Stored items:
──────────────────────────────
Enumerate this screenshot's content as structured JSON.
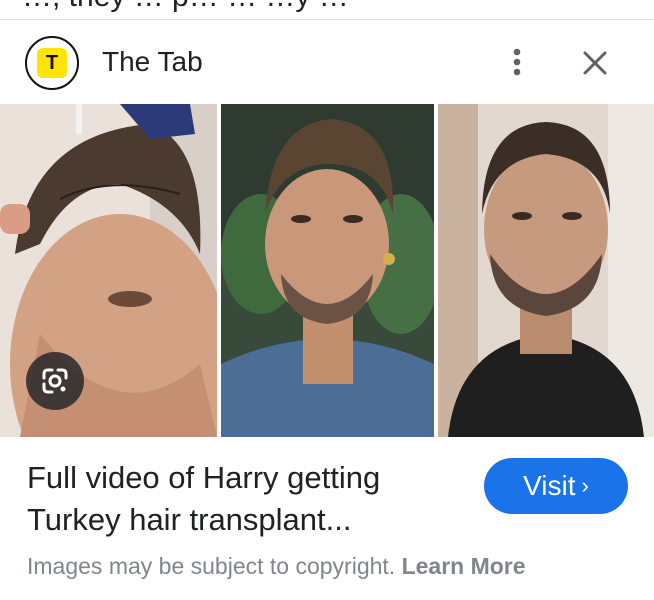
{
  "top_clip_text": "…, they … p… … …y …",
  "source": {
    "logo_letter": "T",
    "name": "The Tab"
  },
  "icons": {
    "more": "more-vert-icon",
    "close": "close-icon",
    "lens": "google-lens-icon"
  },
  "result": {
    "title_line1": "Full video of Harry getting",
    "title_line2": "Turkey hair transplant...",
    "visit_label": "Visit",
    "visit_chevron": "›"
  },
  "footer": {
    "copyright_text": "Images may be subject to copyright.",
    "learn_more": "Learn More"
  },
  "colors": {
    "accent": "#1a73e8",
    "logo_yellow": "#ffe500",
    "muted_text": "#80868b"
  }
}
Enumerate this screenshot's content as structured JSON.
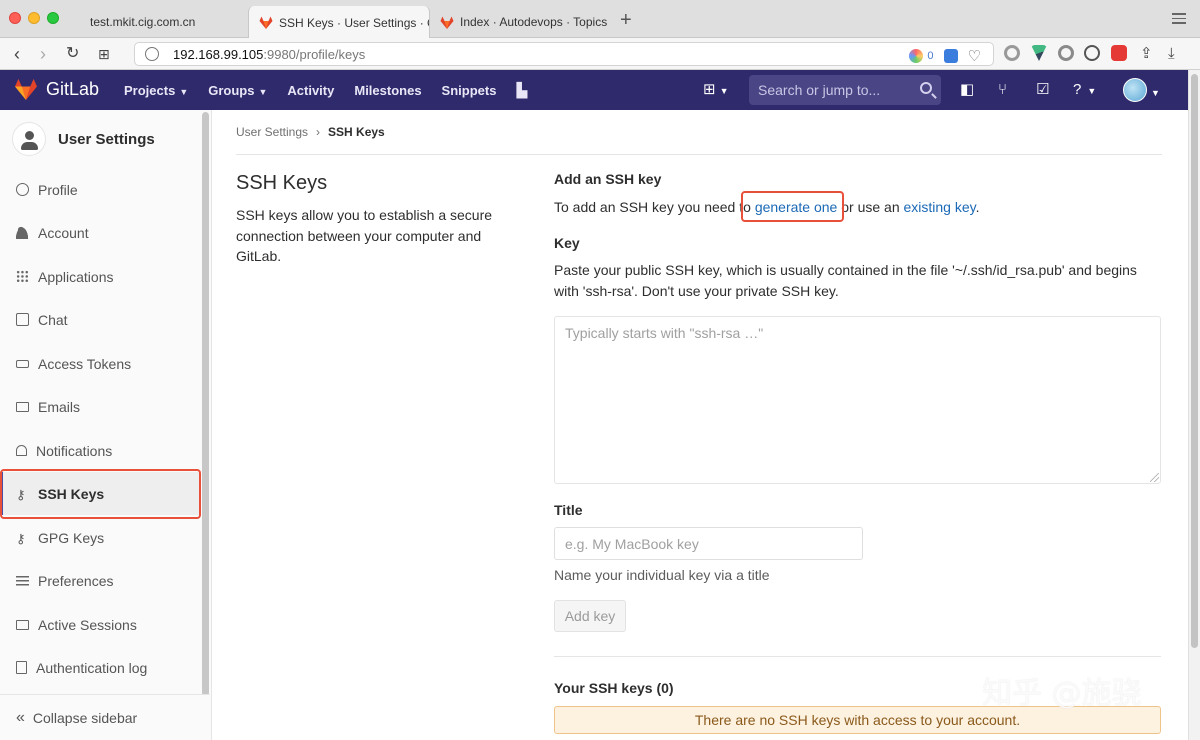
{
  "browser": {
    "tabs": [
      {
        "label": "test.mkit.cig.com.cn"
      },
      {
        "label": "SSH Keys · User Settings · G"
      },
      {
        "label": "Index · Autodevops · Topics"
      }
    ],
    "url_host": "192.168.99.105",
    "url_path": ":9980/profile/keys",
    "ext_badge": "0"
  },
  "header": {
    "brand": "GitLab",
    "nav": [
      "Projects",
      "Groups",
      "Activity",
      "Milestones",
      "Snippets"
    ],
    "search_placeholder": "Search or jump to..."
  },
  "sidebar": {
    "title": "User Settings",
    "items": [
      {
        "label": "Profile"
      },
      {
        "label": "Account"
      },
      {
        "label": "Applications"
      },
      {
        "label": "Chat"
      },
      {
        "label": "Access Tokens"
      },
      {
        "label": "Emails"
      },
      {
        "label": "Notifications"
      },
      {
        "label": "SSH Keys"
      },
      {
        "label": "GPG Keys"
      },
      {
        "label": "Preferences"
      },
      {
        "label": "Active Sessions"
      },
      {
        "label": "Authentication log"
      }
    ],
    "collapse": "Collapse sidebar"
  },
  "breadcrumb": {
    "parent": "User Settings",
    "current": "SSH Keys"
  },
  "page": {
    "title": "SSH Keys",
    "description": "SSH keys allow you to establish a secure connection between your computer and GitLab."
  },
  "form": {
    "add_heading": "Add an SSH key",
    "add_text_pre": "To add an SSH key you need to ",
    "add_link_generate": "generate one",
    "add_text_mid": " or use an ",
    "add_link_existing": "existing key",
    "add_text_post": ".",
    "key_label": "Key",
    "key_help": "Paste your public SSH key, which is usually contained in the file '~/.ssh/id_rsa.pub' and begins with 'ssh-rsa'. Don't use your private SSH key.",
    "key_placeholder": "Typically starts with \"ssh-rsa …\"",
    "title_label": "Title",
    "title_placeholder": "e.g. My MacBook key",
    "title_help": "Name your individual key via a title",
    "submit": "Add key"
  },
  "keys_list": {
    "heading": "Your SSH keys (0)",
    "empty": "There are no SSH keys with access to your account."
  },
  "watermark": "知乎 @施骁",
  "colors": {
    "header_bg": "#2f2a6b",
    "link": "#1b69b6",
    "highlight_box": "#e8503a",
    "warning_bg": "#fdf1e0"
  }
}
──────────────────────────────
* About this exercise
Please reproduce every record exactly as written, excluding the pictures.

* Task solution
Enumerate this screenshot's content as structured JSON.
{
  "top_clip_text": "…, they … p… … …y …",
  "source": {
    "logo_letter": "T",
    "name": "The Tab"
  },
  "icons": {
    "more": "more-vert-icon",
    "close": "close-icon",
    "lens": "google-lens-icon"
  },
  "result": {
    "title_line1": "Full video of Harry getting",
    "title_line2": "Turkey hair transplant...",
    "visit_label": "Visit",
    "visit_chevron": "›"
  },
  "footer": {
    "copyright_text": "Images may be subject to copyright.",
    "learn_more": "Learn More"
  },
  "colors": {
    "accent": "#1a73e8",
    "logo_yellow": "#ffe500",
    "muted_text": "#80868b"
  }
}
Enumerate this screenshot's content as structured JSON.
{
  "browser": {
    "tabs": [
      {
        "label": "test.mkit.cig.com.cn"
      },
      {
        "label": "SSH Keys · User Settings · G"
      },
      {
        "label": "Index · Autodevops · Topics"
      }
    ],
    "url_host": "192.168.99.105",
    "url_path": ":9980/profile/keys",
    "ext_badge": "0"
  },
  "header": {
    "brand": "GitLab",
    "nav": [
      "Projects",
      "Groups",
      "Activity",
      "Milestones",
      "Snippets"
    ],
    "search_placeholder": "Search or jump to..."
  },
  "sidebar": {
    "title": "User Settings",
    "items": [
      {
        "label": "Profile"
      },
      {
        "label": "Account"
      },
      {
        "label": "Applications"
      },
      {
        "label": "Chat"
      },
      {
        "label": "Access Tokens"
      },
      {
        "label": "Emails"
      },
      {
        "label": "Notifications"
      },
      {
        "label": "SSH Keys"
      },
      {
        "label": "GPG Keys"
      },
      {
        "label": "Preferences"
      },
      {
        "label": "Active Sessions"
      },
      {
        "label": "Authentication log"
      }
    ],
    "collapse": "Collapse sidebar"
  },
  "breadcrumb": {
    "parent": "User Settings",
    "current": "SSH Keys"
  },
  "page": {
    "title": "SSH Keys",
    "description": "SSH keys allow you to establish a secure connection between your computer and GitLab."
  },
  "form": {
    "add_heading": "Add an SSH key",
    "add_text_pre": "To add an SSH key you need to ",
    "add_link_generate": "generate one",
    "add_text_mid": " or use an ",
    "add_link_existing": "existing key",
    "add_text_post": ".",
    "key_label": "Key",
    "key_help": "Paste your public SSH key, which is usually contained in the file '~/.ssh/id_rsa.pub' and begins with 'ssh-rsa'. Don't use your private SSH key.",
    "key_placeholder": "Typically starts with \"ssh-rsa …\"",
    "title_label": "Title",
    "title_placeholder": "e.g. My MacBook key",
    "title_help": "Name your individual key via a title",
    "submit": "Add key"
  },
  "keys_list": {
    "heading": "Your SSH keys (0)",
    "empty": "There are no SSH keys with access to your account."
  },
  "watermark": "知乎 @施骁",
  "colors": {
    "header_bg": "#2f2a6b",
    "link": "#1b69b6",
    "highlight_box": "#e8503a",
    "warning_bg": "#fdf1e0"
  }
}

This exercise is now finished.